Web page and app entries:
——

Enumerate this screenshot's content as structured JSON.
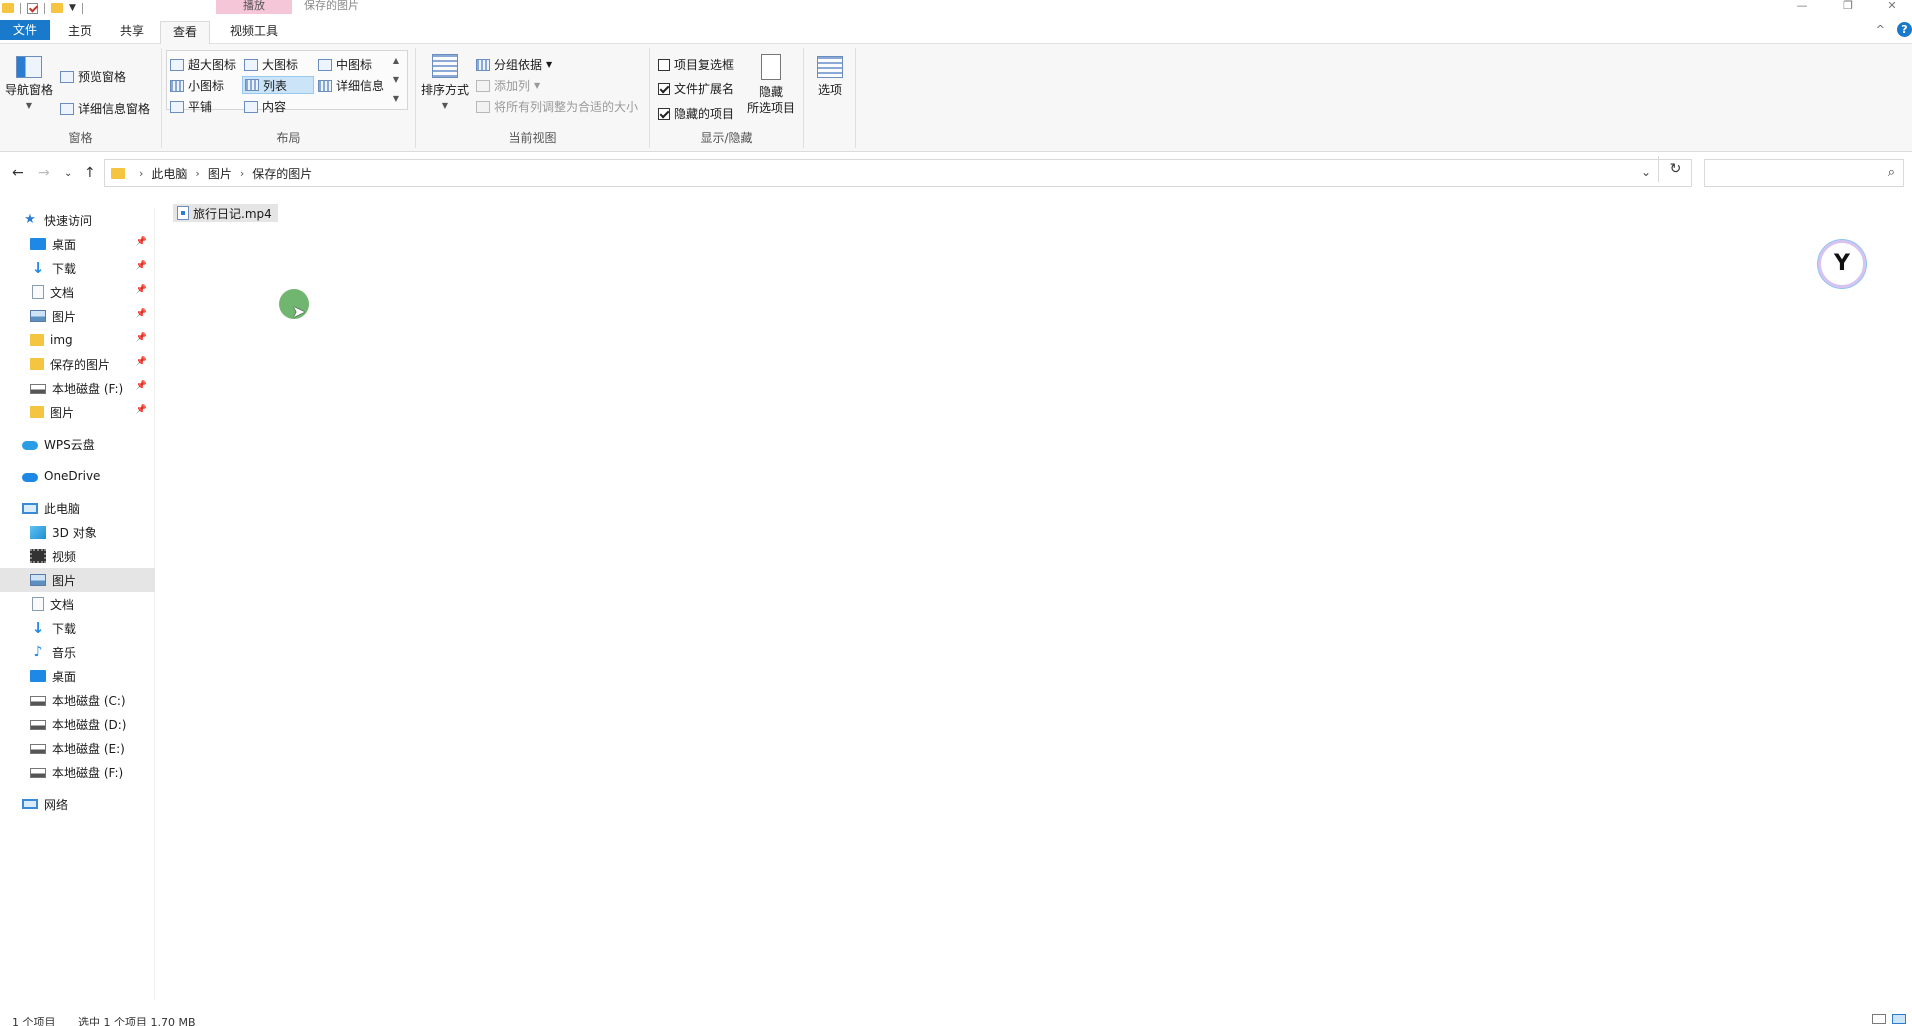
{
  "titlebar": {
    "context_tab": "播放",
    "window_title": "保存的图片",
    "minimize": "—",
    "restore": "❐",
    "close": "✕"
  },
  "tabs": [
    {
      "label": "文件"
    },
    {
      "label": "主页"
    },
    {
      "label": "共享"
    },
    {
      "label": "查看"
    },
    {
      "label": "视频工具"
    }
  ],
  "ribbon": {
    "panes": {
      "label": "窗格",
      "nav_pane": "导航窗格",
      "preview_pane": "预览窗格",
      "details_pane": "详细信息窗格"
    },
    "layout": {
      "label": "布局",
      "extra_large": "超大图标",
      "large": "大图标",
      "medium": "中图标",
      "small": "小图标",
      "list": "列表",
      "details": "详细信息",
      "tiles": "平铺",
      "content": "内容"
    },
    "current_view": {
      "label": "当前视图",
      "sort": "排序方式",
      "group_by": "分组依据",
      "add_column": "添加列",
      "fit_columns": "将所有列调整为合适的大小"
    },
    "show_hide": {
      "label": "显示/隐藏",
      "item_checkboxes": "项目复选框",
      "item_checkboxes_checked": false,
      "file_extensions": "文件扩展名",
      "file_extensions_checked": true,
      "hidden_items": "隐藏的项目",
      "hidden_items_checked": true,
      "hide_selected_line1": "隐藏",
      "hide_selected_line2": "所选项目"
    },
    "options": "选项"
  },
  "address": {
    "breadcrumb": [
      "此电脑",
      "图片",
      "保存的图片"
    ]
  },
  "sidebar": {
    "quick_access": "快速访问",
    "quick_items": [
      {
        "label": "桌面",
        "icon": "desktop-icon"
      },
      {
        "label": "下载",
        "icon": "download-icon"
      },
      {
        "label": "文档",
        "icon": "document-icon"
      },
      {
        "label": "图片",
        "icon": "pictures-icon"
      },
      {
        "label": "img",
        "icon": "folder-icon"
      },
      {
        "label": "保存的图片",
        "icon": "folder-icon"
      },
      {
        "label": "本地磁盘 (F:)",
        "icon": "drive-icon"
      },
      {
        "label": "图片",
        "icon": "folder-icon"
      }
    ],
    "wps": "WPS云盘",
    "onedrive": "OneDrive",
    "this_pc": "此电脑",
    "pc_items": [
      {
        "label": "3D 对象",
        "icon": "3d-objects-icon"
      },
      {
        "label": "视频",
        "icon": "video-icon"
      },
      {
        "label": "图片",
        "icon": "pictures-icon"
      },
      {
        "label": "文档",
        "icon": "document-icon"
      },
      {
        "label": "下载",
        "icon": "download-icon"
      },
      {
        "label": "音乐",
        "icon": "music-icon"
      },
      {
        "label": "桌面",
        "icon": "desktop-icon"
      },
      {
        "label": "本地磁盘 (C:)",
        "icon": "system-drive-icon"
      },
      {
        "label": "本地磁盘 (D:)",
        "icon": "drive-icon"
      },
      {
        "label": "本地磁盘 (E:)",
        "icon": "drive-icon"
      },
      {
        "label": "本地磁盘 (F:)",
        "icon": "drive-icon"
      }
    ],
    "network": "网络",
    "selected": "图片"
  },
  "content": {
    "files": [
      {
        "name": "旅行日记.mp4",
        "icon": "video-file-icon"
      }
    ]
  },
  "status": {
    "count": "1 个项目",
    "selection": "选中 1 个项目 1.70 MB"
  }
}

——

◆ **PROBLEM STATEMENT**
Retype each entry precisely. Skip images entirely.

◆ **EXERCISE SOLUTION**
Enumerate this screenshot's content as structured JSON.
{
  "titlebar": {
    "context_tab": "播放",
    "window_title": "保存的图片",
    "minimize": "—",
    "restore": "❐",
    "close": "✕"
  },
  "tabs": [
    {
      "label": "文件"
    },
    {
      "label": "主页"
    },
    {
      "label": "共享"
    },
    {
      "label": "查看"
    },
    {
      "label": "视频工具"
    }
  ],
  "ribbon": {
    "panes": {
      "label": "窗格",
      "nav_pane": "导航窗格",
      "preview_pane": "预览窗格",
      "details_pane": "详细信息窗格"
    },
    "layout": {
      "label": "布局",
      "extra_large": "超大图标",
      "large": "大图标",
      "medium": "中图标",
      "small": "小图标",
      "list": "列表",
      "details": "详细信息",
      "tiles": "平铺",
      "content": "内容"
    },
    "current_view": {
      "label": "当前视图",
      "sort": "排序方式",
      "group_by": "分组依据",
      "add_column": "添加列",
      "fit_columns": "将所有列调整为合适的大小"
    },
    "show_hide": {
      "label": "显示/隐藏",
      "item_checkboxes": "项目复选框",
      "item_checkboxes_checked": false,
      "file_extensions": "文件扩展名",
      "file_extensions_checked": true,
      "hidden_items": "隐藏的项目",
      "hidden_items_checked": true,
      "hide_selected_line1": "隐藏",
      "hide_selected_line2": "所选项目"
    },
    "options": "选项"
  },
  "address": {
    "breadcrumb": [
      "此电脑",
      "图片",
      "保存的图片"
    ]
  },
  "sidebar": {
    "quick_access": "快速访问",
    "quick_items": [
      {
        "label": "桌面",
        "icon": "desktop-icon"
      },
      {
        "label": "下载",
        "icon": "download-icon"
      },
      {
        "label": "文档",
        "icon": "document-icon"
      },
      {
        "label": "图片",
        "icon": "pictures-icon"
      },
      {
        "label": "img",
        "icon": "folder-icon"
      },
      {
        "label": "保存的图片",
        "icon": "folder-icon"
      },
      {
        "label": "本地磁盘 (F:)",
        "icon": "drive-icon"
      },
      {
        "label": "图片",
        "icon": "folder-icon"
      }
    ],
    "wps": "WPS云盘",
    "onedrive": "OneDrive",
    "this_pc": "此电脑",
    "pc_items": [
      {
        "label": "3D 对象",
        "icon": "3d-objects-icon"
      },
      {
        "label": "视频",
        "icon": "video-icon"
      },
      {
        "label": "图片",
        "icon": "pictures-icon"
      },
      {
        "label": "文档",
        "icon": "document-icon"
      },
      {
        "label": "下载",
        "icon": "download-icon"
      },
      {
        "label": "音乐",
        "icon": "music-icon"
      },
      {
        "label": "桌面",
        "icon": "desktop-icon"
      },
      {
        "label": "本地磁盘 (C:)",
        "icon": "system-drive-icon"
      },
      {
        "label": "本地磁盘 (D:)",
        "icon": "drive-icon"
      },
      {
        "label": "本地磁盘 (E:)",
        "icon": "drive-icon"
      },
      {
        "label": "本地磁盘 (F:)",
        "icon": "drive-icon"
      }
    ],
    "network": "网络",
    "selected": "图片"
  },
  "content": {
    "files": [
      {
        "name": "旅行日记.mp4",
        "icon": "video-file-icon"
      }
    ]
  },
  "status": {
    "count": "1 个项目",
    "selection": "选中 1 个项目 1.70 MB"
  }
}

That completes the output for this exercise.